*** Opening of INPUT FOR THIS TASK ***

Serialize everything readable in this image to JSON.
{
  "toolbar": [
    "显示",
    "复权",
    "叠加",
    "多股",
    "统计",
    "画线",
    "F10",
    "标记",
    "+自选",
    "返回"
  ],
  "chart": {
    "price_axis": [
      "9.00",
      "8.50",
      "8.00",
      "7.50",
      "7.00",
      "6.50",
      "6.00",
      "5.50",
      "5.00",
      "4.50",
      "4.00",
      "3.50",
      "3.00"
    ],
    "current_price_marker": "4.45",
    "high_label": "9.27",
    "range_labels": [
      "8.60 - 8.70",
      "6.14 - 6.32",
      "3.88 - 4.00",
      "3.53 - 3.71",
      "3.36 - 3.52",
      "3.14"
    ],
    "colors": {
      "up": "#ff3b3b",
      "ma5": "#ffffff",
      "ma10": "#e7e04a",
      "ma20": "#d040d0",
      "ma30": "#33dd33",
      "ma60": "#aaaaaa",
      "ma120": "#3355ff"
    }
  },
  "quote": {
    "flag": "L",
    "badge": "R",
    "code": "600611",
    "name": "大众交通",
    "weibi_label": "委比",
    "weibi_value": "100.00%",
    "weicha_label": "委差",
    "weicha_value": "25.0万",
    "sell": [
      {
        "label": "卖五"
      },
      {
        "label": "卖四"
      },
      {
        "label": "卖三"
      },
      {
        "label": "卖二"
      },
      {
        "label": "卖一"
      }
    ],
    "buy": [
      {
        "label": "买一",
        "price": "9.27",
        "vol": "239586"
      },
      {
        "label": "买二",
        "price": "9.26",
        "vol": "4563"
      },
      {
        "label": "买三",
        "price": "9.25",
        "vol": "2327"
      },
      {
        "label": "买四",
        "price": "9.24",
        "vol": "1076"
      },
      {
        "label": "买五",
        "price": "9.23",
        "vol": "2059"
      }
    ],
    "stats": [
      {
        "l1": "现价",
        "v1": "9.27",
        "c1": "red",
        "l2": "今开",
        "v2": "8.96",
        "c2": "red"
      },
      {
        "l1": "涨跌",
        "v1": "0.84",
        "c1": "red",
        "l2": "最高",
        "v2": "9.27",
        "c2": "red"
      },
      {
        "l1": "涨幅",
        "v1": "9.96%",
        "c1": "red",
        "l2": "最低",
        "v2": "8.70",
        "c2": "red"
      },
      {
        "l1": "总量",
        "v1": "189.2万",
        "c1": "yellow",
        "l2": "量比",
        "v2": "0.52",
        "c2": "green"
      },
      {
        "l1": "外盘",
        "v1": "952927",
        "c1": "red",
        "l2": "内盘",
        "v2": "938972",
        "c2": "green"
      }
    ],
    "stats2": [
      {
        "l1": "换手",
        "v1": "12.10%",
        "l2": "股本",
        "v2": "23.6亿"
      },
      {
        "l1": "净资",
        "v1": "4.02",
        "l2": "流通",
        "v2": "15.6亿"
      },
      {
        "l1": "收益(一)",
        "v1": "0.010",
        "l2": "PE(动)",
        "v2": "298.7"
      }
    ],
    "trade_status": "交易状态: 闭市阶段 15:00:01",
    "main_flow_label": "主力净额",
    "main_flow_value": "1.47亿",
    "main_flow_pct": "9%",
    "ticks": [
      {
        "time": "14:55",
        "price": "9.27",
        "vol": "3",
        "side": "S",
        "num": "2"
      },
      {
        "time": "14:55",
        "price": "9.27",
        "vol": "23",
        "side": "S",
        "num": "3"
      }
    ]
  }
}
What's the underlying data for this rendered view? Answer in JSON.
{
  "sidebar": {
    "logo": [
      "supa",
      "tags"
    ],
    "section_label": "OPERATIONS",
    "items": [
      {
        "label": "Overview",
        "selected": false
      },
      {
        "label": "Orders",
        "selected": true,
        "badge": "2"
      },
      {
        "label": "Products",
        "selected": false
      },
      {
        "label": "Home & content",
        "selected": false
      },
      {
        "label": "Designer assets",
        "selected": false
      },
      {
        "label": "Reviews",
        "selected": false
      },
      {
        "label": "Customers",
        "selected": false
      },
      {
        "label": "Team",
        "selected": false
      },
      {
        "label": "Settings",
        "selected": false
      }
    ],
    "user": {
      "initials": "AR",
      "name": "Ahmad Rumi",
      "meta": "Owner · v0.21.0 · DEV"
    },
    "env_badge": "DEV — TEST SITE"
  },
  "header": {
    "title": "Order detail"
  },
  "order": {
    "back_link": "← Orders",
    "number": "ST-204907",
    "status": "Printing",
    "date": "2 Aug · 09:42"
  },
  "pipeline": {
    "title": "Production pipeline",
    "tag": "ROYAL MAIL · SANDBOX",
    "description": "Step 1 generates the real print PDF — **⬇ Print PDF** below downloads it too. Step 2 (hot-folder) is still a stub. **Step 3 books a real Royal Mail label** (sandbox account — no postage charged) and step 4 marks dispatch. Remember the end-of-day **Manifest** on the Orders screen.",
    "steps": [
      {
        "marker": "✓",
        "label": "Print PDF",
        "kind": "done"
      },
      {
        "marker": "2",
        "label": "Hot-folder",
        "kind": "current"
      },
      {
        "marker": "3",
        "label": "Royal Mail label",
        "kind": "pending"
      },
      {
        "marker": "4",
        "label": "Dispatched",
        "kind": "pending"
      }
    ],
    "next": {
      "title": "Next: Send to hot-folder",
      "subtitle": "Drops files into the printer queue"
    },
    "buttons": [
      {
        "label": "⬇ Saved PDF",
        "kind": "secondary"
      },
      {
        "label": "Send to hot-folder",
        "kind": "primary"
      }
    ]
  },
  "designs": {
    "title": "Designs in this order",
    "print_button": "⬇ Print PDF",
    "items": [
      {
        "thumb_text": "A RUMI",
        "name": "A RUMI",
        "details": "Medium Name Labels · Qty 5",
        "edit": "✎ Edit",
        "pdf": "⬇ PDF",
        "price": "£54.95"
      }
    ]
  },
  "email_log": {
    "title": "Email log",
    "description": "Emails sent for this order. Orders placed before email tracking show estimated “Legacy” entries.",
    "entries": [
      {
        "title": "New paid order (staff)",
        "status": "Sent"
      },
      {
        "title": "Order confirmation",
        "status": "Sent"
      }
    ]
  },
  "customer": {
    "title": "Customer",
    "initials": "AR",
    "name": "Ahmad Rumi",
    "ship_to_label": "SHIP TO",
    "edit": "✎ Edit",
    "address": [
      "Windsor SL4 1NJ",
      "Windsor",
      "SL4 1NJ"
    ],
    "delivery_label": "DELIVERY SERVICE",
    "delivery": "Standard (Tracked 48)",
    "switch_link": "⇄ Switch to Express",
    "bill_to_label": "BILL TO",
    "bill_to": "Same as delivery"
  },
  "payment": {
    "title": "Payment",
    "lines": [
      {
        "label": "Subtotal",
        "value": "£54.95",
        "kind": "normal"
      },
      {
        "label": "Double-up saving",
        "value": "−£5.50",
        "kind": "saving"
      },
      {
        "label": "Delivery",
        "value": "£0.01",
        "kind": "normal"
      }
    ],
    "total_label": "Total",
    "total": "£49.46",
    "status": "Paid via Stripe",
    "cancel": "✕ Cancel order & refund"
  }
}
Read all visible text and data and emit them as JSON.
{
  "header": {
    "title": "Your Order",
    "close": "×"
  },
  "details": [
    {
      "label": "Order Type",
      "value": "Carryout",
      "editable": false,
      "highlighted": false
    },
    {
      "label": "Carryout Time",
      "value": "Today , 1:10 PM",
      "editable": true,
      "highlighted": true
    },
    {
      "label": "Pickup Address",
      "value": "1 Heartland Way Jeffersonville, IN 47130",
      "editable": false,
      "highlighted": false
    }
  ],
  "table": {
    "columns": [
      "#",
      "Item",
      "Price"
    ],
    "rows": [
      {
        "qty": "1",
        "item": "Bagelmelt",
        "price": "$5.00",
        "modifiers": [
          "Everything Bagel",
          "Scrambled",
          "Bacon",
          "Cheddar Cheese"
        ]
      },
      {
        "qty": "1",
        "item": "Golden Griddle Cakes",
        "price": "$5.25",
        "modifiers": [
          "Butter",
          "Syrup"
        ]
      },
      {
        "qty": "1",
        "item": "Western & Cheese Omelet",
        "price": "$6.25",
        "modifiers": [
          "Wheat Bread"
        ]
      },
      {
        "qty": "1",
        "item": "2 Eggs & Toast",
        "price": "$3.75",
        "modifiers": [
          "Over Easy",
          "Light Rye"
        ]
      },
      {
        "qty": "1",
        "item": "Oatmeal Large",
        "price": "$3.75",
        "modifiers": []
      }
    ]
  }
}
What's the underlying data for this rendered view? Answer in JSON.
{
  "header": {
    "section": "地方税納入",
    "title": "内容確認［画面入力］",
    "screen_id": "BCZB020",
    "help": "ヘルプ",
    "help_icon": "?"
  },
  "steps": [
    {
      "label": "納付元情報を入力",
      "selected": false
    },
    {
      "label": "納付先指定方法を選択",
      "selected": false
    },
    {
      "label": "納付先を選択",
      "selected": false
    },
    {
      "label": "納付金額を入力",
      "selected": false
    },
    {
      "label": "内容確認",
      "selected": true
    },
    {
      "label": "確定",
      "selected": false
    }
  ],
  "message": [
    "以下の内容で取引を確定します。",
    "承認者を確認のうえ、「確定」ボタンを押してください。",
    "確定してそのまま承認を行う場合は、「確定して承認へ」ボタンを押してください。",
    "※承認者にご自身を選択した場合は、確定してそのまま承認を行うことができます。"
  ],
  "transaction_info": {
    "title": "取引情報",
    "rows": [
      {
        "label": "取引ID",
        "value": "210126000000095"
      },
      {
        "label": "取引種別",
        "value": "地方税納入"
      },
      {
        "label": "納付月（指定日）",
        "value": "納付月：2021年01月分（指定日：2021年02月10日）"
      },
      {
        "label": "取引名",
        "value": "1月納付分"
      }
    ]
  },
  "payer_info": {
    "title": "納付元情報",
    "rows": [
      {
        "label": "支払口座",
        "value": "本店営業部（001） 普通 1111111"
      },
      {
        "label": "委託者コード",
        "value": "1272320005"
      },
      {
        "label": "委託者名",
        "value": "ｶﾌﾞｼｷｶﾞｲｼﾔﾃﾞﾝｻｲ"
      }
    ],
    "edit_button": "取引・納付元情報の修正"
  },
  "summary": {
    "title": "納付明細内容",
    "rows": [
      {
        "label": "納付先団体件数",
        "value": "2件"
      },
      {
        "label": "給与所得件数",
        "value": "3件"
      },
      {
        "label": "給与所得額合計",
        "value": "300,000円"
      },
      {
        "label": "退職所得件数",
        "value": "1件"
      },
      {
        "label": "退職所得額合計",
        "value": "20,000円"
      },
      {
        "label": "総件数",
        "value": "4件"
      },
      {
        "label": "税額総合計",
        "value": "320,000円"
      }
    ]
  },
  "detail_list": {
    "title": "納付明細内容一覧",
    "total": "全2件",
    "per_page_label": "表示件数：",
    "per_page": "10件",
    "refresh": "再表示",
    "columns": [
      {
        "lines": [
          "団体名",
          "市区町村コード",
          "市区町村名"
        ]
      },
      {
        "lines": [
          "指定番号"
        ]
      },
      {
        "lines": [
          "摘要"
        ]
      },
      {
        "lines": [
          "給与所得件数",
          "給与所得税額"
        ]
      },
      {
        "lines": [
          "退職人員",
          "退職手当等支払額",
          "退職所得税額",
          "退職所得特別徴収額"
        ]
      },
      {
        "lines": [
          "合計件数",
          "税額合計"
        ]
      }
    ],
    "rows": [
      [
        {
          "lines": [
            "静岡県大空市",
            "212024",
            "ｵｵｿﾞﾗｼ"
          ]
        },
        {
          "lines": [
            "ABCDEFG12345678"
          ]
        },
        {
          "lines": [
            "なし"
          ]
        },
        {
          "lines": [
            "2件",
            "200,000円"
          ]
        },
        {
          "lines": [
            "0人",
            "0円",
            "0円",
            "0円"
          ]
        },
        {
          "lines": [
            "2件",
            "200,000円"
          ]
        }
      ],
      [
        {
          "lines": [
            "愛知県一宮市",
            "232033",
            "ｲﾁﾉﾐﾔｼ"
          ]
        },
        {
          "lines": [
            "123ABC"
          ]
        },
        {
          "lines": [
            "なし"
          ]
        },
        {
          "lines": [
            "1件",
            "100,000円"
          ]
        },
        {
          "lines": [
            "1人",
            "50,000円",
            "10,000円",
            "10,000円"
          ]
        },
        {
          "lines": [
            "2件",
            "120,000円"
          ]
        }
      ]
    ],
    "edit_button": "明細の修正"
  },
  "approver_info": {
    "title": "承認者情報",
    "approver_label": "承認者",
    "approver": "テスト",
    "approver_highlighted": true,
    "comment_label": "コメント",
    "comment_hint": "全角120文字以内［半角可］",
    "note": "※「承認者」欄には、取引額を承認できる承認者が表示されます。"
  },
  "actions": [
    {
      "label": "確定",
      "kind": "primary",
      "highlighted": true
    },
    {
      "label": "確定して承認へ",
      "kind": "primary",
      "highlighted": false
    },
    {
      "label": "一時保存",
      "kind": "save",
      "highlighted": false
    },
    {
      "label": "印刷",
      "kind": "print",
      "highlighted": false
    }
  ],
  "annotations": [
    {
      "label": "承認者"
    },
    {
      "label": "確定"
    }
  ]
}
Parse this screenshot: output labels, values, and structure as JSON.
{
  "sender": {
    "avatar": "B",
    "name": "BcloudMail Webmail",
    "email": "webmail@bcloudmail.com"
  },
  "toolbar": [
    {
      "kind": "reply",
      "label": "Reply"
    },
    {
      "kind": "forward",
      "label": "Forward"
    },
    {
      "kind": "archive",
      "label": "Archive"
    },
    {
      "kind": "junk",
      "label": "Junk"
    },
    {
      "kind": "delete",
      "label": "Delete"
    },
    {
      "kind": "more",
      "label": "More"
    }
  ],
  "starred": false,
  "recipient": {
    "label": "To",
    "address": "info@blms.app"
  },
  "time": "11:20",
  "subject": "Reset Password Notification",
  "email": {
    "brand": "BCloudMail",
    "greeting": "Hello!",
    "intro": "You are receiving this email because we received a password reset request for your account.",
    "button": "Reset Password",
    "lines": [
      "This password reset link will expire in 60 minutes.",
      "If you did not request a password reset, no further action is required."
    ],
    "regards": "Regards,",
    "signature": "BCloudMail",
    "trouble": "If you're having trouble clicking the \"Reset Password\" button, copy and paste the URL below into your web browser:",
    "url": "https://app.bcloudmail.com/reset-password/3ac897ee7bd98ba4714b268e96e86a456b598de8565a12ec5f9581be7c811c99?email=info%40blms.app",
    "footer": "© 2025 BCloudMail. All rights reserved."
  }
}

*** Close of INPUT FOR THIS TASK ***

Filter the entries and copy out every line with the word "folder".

ANSWER TO THIS EXERCISE ::
    "description": "Step 1 generates the real print PDF — **⬇ Print PDF** below downloads it too. Step 2 (hot-folder) is still a stub. **Step 3 books a real Royal Mail label** (sandbox account — no postage charged) and step 4 marks dispatch. Remember the end-of-day **Manifest** on the Orders screen.",
        "label": "Hot-folder",
      "title": "Next: Send to hot-folder",
        "label": "Send to hot-folder",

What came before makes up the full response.